Goal of the exercise: Return the count of lines in the following records that include "message", and nothing more.

Supplied data:

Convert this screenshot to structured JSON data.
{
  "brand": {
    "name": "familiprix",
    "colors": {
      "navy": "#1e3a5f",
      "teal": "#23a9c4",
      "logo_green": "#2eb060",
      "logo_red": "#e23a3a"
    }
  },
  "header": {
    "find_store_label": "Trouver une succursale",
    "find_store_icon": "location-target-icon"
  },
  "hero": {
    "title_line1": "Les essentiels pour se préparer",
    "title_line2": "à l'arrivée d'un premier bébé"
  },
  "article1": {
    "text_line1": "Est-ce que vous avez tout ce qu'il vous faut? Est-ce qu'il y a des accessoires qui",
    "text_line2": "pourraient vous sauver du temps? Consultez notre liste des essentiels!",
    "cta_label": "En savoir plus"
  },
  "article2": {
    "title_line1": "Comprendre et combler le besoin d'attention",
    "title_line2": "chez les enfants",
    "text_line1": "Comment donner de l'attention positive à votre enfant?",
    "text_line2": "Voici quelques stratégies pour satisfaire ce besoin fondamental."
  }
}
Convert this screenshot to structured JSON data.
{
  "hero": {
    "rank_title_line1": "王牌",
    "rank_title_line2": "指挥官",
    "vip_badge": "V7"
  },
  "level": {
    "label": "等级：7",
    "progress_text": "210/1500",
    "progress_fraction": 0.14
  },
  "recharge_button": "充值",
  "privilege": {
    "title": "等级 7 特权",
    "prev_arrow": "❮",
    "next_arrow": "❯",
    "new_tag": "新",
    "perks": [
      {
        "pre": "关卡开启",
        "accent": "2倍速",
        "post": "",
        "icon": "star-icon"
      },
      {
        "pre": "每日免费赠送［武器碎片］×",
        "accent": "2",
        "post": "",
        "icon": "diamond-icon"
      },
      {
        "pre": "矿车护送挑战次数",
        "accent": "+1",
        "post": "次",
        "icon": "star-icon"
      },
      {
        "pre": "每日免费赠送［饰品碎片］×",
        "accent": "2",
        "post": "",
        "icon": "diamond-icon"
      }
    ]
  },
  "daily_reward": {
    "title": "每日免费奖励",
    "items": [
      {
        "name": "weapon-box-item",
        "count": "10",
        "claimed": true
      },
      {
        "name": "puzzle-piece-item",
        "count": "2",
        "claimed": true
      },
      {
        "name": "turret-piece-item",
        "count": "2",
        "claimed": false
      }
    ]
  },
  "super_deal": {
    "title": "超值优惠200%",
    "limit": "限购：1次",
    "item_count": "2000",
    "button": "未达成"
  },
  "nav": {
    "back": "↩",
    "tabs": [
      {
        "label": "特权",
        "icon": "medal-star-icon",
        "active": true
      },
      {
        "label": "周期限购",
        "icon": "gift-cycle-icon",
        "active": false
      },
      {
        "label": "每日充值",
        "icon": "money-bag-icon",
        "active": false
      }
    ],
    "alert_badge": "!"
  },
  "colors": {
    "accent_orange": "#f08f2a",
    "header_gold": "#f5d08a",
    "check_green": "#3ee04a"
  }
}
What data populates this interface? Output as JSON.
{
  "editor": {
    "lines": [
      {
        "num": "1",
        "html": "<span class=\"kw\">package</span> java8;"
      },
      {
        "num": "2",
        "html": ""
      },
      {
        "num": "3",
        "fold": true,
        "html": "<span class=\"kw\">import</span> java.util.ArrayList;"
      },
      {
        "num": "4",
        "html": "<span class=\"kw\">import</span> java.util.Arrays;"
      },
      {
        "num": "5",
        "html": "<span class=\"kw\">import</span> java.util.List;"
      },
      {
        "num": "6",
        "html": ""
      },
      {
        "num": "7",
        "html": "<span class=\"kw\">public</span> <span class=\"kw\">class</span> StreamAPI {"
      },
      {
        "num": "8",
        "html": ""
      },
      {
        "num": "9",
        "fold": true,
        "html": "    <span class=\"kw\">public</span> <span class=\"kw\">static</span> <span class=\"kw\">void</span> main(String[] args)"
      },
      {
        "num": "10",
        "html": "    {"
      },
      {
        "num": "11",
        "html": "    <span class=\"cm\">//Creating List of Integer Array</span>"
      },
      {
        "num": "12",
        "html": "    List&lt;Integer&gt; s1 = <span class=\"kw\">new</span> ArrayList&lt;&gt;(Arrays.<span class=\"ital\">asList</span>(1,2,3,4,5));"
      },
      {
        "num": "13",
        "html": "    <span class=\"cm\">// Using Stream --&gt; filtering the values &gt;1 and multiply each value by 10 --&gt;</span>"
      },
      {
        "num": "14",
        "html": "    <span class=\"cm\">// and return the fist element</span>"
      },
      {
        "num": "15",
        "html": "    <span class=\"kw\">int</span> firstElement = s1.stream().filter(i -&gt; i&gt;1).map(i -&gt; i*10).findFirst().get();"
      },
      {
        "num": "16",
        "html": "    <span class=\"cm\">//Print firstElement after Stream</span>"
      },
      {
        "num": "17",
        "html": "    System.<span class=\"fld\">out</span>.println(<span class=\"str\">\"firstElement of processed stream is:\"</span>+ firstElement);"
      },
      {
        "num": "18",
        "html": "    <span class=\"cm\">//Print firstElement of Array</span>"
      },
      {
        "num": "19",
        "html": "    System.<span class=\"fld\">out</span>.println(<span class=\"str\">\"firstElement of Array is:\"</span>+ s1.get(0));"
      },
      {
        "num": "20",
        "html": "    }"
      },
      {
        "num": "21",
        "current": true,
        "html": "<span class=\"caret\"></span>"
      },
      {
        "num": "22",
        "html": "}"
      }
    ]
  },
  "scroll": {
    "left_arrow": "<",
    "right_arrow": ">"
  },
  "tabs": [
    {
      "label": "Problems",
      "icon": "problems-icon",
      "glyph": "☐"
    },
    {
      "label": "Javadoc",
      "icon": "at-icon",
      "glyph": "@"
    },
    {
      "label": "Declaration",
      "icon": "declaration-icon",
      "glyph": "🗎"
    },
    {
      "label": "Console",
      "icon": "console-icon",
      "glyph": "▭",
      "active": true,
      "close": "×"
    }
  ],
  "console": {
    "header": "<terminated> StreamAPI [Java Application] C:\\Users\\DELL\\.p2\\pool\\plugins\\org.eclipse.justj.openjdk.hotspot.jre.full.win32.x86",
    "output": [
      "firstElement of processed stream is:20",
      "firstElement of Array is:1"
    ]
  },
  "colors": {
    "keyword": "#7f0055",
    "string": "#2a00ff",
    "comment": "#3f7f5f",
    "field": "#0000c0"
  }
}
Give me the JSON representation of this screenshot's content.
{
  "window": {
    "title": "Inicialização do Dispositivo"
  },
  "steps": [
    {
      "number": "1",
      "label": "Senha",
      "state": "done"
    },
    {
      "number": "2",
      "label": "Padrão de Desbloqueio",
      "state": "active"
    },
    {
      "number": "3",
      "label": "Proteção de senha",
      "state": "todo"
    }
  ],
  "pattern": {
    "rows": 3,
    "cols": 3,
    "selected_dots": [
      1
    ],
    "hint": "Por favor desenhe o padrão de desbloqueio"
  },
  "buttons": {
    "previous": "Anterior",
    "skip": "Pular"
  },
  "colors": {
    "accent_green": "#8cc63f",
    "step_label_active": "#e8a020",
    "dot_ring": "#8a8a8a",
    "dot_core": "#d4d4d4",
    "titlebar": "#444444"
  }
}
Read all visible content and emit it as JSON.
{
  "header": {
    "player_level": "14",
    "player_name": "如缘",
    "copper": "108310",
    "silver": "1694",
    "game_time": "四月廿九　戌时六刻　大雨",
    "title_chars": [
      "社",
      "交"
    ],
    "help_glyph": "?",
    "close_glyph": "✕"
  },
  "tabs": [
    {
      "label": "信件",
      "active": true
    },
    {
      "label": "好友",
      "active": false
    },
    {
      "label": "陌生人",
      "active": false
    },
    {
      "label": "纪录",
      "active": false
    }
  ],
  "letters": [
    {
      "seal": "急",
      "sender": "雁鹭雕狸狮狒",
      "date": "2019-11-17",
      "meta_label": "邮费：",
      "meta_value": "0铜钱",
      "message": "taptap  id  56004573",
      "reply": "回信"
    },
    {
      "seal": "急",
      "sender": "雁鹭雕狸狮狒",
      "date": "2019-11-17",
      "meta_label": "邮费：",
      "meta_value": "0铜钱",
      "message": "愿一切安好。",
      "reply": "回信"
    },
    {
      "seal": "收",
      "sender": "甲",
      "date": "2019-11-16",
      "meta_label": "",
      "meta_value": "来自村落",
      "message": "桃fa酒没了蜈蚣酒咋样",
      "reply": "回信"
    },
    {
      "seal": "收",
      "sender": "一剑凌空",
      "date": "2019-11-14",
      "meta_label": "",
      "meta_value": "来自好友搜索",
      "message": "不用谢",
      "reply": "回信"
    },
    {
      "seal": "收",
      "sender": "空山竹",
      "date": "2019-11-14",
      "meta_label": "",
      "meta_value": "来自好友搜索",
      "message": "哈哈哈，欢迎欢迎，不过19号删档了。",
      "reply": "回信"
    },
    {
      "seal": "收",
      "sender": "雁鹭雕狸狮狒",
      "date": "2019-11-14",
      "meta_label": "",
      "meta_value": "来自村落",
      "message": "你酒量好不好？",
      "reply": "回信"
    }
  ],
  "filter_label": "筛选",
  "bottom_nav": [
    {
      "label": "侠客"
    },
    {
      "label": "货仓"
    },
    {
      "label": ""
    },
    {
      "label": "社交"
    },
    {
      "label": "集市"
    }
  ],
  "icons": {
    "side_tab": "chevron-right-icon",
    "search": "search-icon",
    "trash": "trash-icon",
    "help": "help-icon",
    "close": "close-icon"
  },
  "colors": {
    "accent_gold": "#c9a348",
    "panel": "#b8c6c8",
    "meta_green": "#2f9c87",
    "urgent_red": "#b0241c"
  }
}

The answer: 6